Nate Marquardt vs. Chael Sonnen
The Breakdown: With Dan Henderson long gone and Vitor Belfort already lined up to face incumbent middleweight champion and destroyer of souls Anderson Silva, Marquardt and Sonnen enter this fight a win away from getting dibs on a title shot. The obvious question central to this fight is whether Sonnen can put his stultifying top control to work against one of the division’s most dynamic fighters.
Unlike the vast majority of wrestlers in MMA, Sonnen seamlessly transitions from one takedown attempt to another and is deft at employing everything from double legs to crotch-lift slams. While Marquardt has shown stout takedown defense before, Thales Leites took him down multiple times in their contentious bout at UFC 85, and Sonnen’s wrestling makes Leites’ look like spastic flailing.
Historically, the problem for Sonnen has never been scoring takedowns. His issue has been keeping his limbs from getting mangled by competent grapplers. Marquardt has never been much of a guard player, but he does know how to create space and escape to his feet.
That is where this fight takes a bad turn for Sonnen. His simplistic striking game will get him knocked out if he tests his luck. The predictability of Sonnen’s striking, which consists of simple one-two combos and telegraphed leg kicks, plays right into the hands of Marquardt, who has developed into a dangerous counterpuncher.
Throwing telegraphed strikes got Demian Maia knocked into another dimension in his fight with Marquardt at UFC 102, and Sonnen will do no better if he can’t hold Marquardt down. Limiting your options that much against someone as versatile as Marquardt rarely ends well, and Sonnen’s been known to trip at the finish line.
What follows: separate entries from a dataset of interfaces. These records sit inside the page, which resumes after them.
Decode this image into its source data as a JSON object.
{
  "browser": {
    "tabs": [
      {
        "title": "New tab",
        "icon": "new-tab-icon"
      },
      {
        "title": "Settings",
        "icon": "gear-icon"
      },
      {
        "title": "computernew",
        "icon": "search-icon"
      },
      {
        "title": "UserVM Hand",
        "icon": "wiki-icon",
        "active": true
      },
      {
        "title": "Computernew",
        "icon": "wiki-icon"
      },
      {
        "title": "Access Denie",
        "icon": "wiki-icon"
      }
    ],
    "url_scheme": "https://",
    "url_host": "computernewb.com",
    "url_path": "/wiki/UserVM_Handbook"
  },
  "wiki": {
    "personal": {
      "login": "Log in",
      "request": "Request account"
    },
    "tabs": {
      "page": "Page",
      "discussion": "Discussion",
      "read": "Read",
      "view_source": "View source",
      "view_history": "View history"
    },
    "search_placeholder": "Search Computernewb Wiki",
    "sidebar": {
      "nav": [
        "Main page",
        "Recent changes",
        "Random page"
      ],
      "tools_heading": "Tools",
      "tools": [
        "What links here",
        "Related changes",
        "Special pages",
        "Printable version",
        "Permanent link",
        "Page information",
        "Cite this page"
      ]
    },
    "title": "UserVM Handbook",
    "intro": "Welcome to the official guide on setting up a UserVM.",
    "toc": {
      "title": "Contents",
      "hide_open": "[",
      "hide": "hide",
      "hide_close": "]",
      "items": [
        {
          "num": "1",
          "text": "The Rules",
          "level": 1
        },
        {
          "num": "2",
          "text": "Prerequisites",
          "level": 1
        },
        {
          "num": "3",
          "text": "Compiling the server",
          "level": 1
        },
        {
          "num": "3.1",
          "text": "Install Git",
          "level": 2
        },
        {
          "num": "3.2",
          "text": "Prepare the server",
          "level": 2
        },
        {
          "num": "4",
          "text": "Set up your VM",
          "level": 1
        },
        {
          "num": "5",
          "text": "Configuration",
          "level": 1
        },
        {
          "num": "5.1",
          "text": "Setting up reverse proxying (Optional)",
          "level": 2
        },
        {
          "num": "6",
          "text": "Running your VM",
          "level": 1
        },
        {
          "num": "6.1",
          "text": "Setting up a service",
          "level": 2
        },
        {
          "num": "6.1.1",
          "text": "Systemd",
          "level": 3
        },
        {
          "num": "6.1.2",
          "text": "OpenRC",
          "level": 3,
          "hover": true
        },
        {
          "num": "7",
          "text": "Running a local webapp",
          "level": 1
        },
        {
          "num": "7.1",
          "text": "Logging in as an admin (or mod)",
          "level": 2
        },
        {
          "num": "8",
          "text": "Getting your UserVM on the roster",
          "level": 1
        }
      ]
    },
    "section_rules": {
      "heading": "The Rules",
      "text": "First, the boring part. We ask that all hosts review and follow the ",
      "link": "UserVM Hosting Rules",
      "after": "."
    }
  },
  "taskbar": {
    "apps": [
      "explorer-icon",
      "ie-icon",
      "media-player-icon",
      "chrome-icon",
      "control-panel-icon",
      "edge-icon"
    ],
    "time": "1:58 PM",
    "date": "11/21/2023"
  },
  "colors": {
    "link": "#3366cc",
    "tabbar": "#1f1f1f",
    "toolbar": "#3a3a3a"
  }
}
The Bottom Line: Marquardt has too much skill for Sonnen to overcome the difference with pure top control. The road getting there may be rough, but Marquardt will eventually get Sonnen in a bad spot on the feet and bust out a “Street Fighter”-style super combo for the finish.